Data about app and page elements |

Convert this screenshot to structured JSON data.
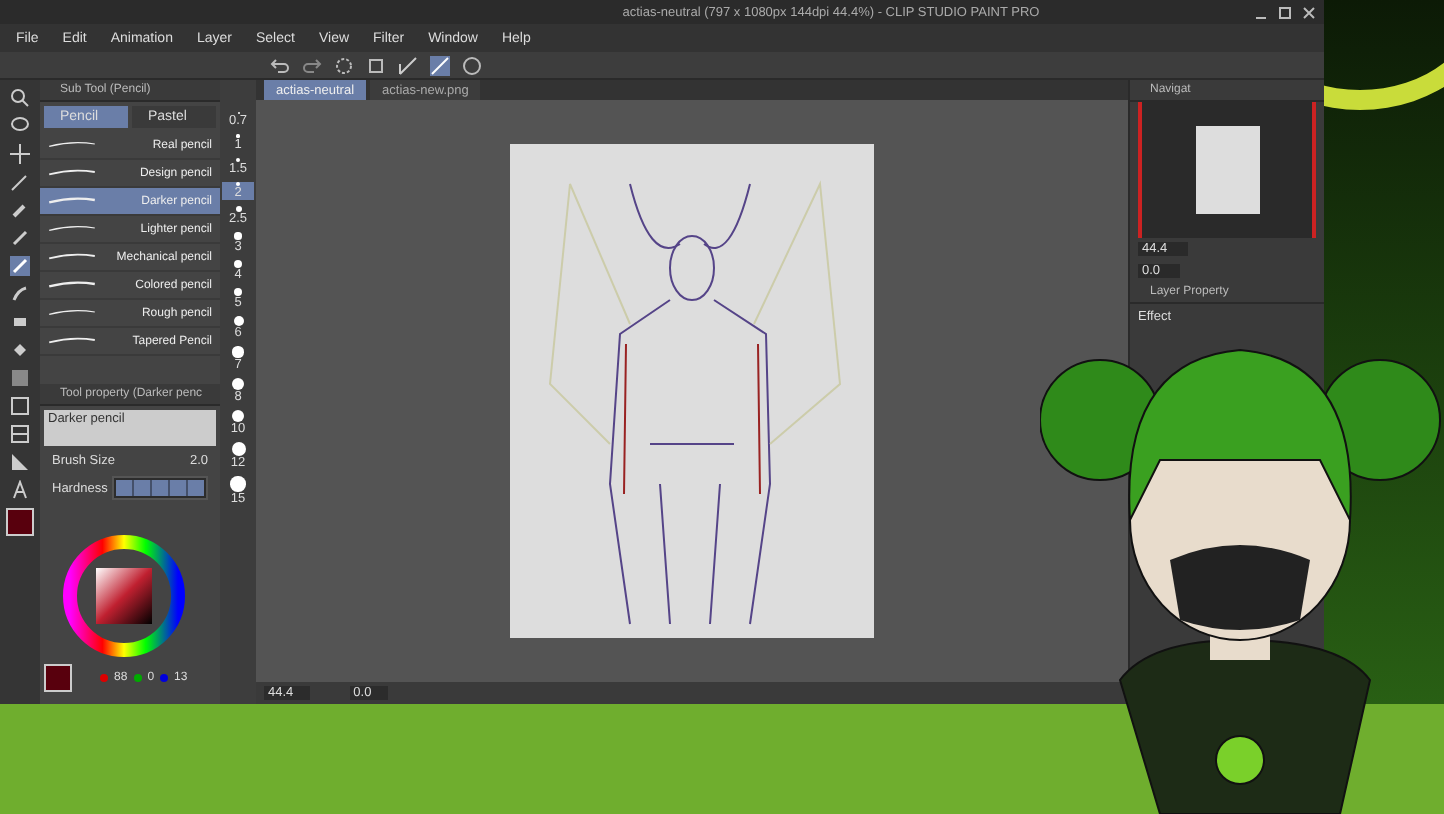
{
  "window": {
    "title": "actias-neutral (797 x 1080px 144dpi 44.4%) - CLIP STUDIO PAINT PRO"
  },
  "menu": [
    "File",
    "Edit",
    "Animation",
    "Layer",
    "Select",
    "View",
    "Filter",
    "Window",
    "Help"
  ],
  "sub_tool": {
    "title": "Sub Tool (Pencil)",
    "tabs": [
      {
        "label": "Pencil",
        "selected": true
      },
      {
        "label": "Pastel",
        "selected": false
      }
    ],
    "items": [
      {
        "label": "Real pencil",
        "selected": false
      },
      {
        "label": "Design pencil",
        "selected": false
      },
      {
        "label": "Darker pencil",
        "selected": true
      },
      {
        "label": "Lighter pencil",
        "selected": false
      },
      {
        "label": "Mechanical pencil",
        "selected": false
      },
      {
        "label": "Colored pencil",
        "selected": false
      },
      {
        "label": "Rough pencil",
        "selected": false
      },
      {
        "label": "Tapered Pencil",
        "selected": false
      }
    ]
  },
  "brush_sizes": [
    {
      "label": "0.7",
      "selected": false
    },
    {
      "label": "1",
      "selected": false
    },
    {
      "label": "1.5",
      "selected": false
    },
    {
      "label": "2",
      "selected": true
    },
    {
      "label": "2.5",
      "selected": false
    },
    {
      "label": "3",
      "selected": false
    },
    {
      "label": "4",
      "selected": false
    },
    {
      "label": "5",
      "selected": false
    },
    {
      "label": "6",
      "selected": false
    },
    {
      "label": "7",
      "selected": false
    },
    {
      "label": "8",
      "selected": false
    },
    {
      "label": "10",
      "selected": false
    },
    {
      "label": "12",
      "selected": false
    },
    {
      "label": "15",
      "selected": false
    }
  ],
  "tool_property": {
    "title": "Tool property (Darker penc",
    "preview": "Darker pencil",
    "brush_size_label": "Brush Size",
    "brush_size": "2.0",
    "hardness": {
      "label": "Hardness",
      "level": 1
    }
  },
  "color": {
    "r": "88",
    "g": "0",
    "b": "13"
  },
  "document_tabs": [
    {
      "label": "actias-neutral",
      "selected": true
    },
    {
      "label": "actias-new.png",
      "selected": false
    }
  ],
  "status": {
    "zoom": "44.4",
    "angle": "0.0"
  },
  "navigator": {
    "title": "Navigat",
    "zoom": "44.4",
    "angle": "0.0"
  },
  "layer_property": {
    "title": "Layer Property",
    "effect": "Effect"
  }
}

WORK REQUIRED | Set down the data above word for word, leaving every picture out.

SOLVED EXERCISE |
Convert this screenshot to structured JSON data.
{
  "window": {
    "title": "actias-neutral (797 x 1080px 144dpi 44.4%) - CLIP STUDIO PAINT PRO"
  },
  "menu": [
    "File",
    "Edit",
    "Animation",
    "Layer",
    "Select",
    "View",
    "Filter",
    "Window",
    "Help"
  ],
  "sub_tool": {
    "title": "Sub Tool (Pencil)",
    "tabs": [
      {
        "label": "Pencil",
        "selected": true
      },
      {
        "label": "Pastel",
        "selected": false
      }
    ],
    "items": [
      {
        "label": "Real pencil",
        "selected": false
      },
      {
        "label": "Design pencil",
        "selected": false
      },
      {
        "label": "Darker pencil",
        "selected": true
      },
      {
        "label": "Lighter pencil",
        "selected": false
      },
      {
        "label": "Mechanical pencil",
        "selected": false
      },
      {
        "label": "Colored pencil",
        "selected": false
      },
      {
        "label": "Rough pencil",
        "selected": false
      },
      {
        "label": "Tapered Pencil",
        "selected": false
      }
    ]
  },
  "brush_sizes": [
    {
      "label": "0.7",
      "selected": false
    },
    {
      "label": "1",
      "selected": false
    },
    {
      "label": "1.5",
      "selected": false
    },
    {
      "label": "2",
      "selected": true
    },
    {
      "label": "2.5",
      "selected": false
    },
    {
      "label": "3",
      "selected": false
    },
    {
      "label": "4",
      "selected": false
    },
    {
      "label": "5",
      "selected": false
    },
    {
      "label": "6",
      "selected": false
    },
    {
      "label": "7",
      "selected": false
    },
    {
      "label": "8",
      "selected": false
    },
    {
      "label": "10",
      "selected": false
    },
    {
      "label": "12",
      "selected": false
    },
    {
      "label": "15",
      "selected": false
    }
  ],
  "tool_property": {
    "title": "Tool property (Darker penc",
    "preview": "Darker pencil",
    "brush_size_label": "Brush Size",
    "brush_size": "2.0",
    "hardness": {
      "label": "Hardness",
      "level": 1
    }
  },
  "color": {
    "r": "88",
    "g": "0",
    "b": "13"
  },
  "document_tabs": [
    {
      "label": "actias-neutral",
      "selected": true
    },
    {
      "label": "actias-new.png",
      "selected": false
    }
  ],
  "status": {
    "zoom": "44.4",
    "angle": "0.0"
  },
  "navigator": {
    "title": "Navigat",
    "zoom": "44.4",
    "angle": "0.0"
  },
  "layer_property": {
    "title": "Layer Property",
    "effect": "Effect"
  }
}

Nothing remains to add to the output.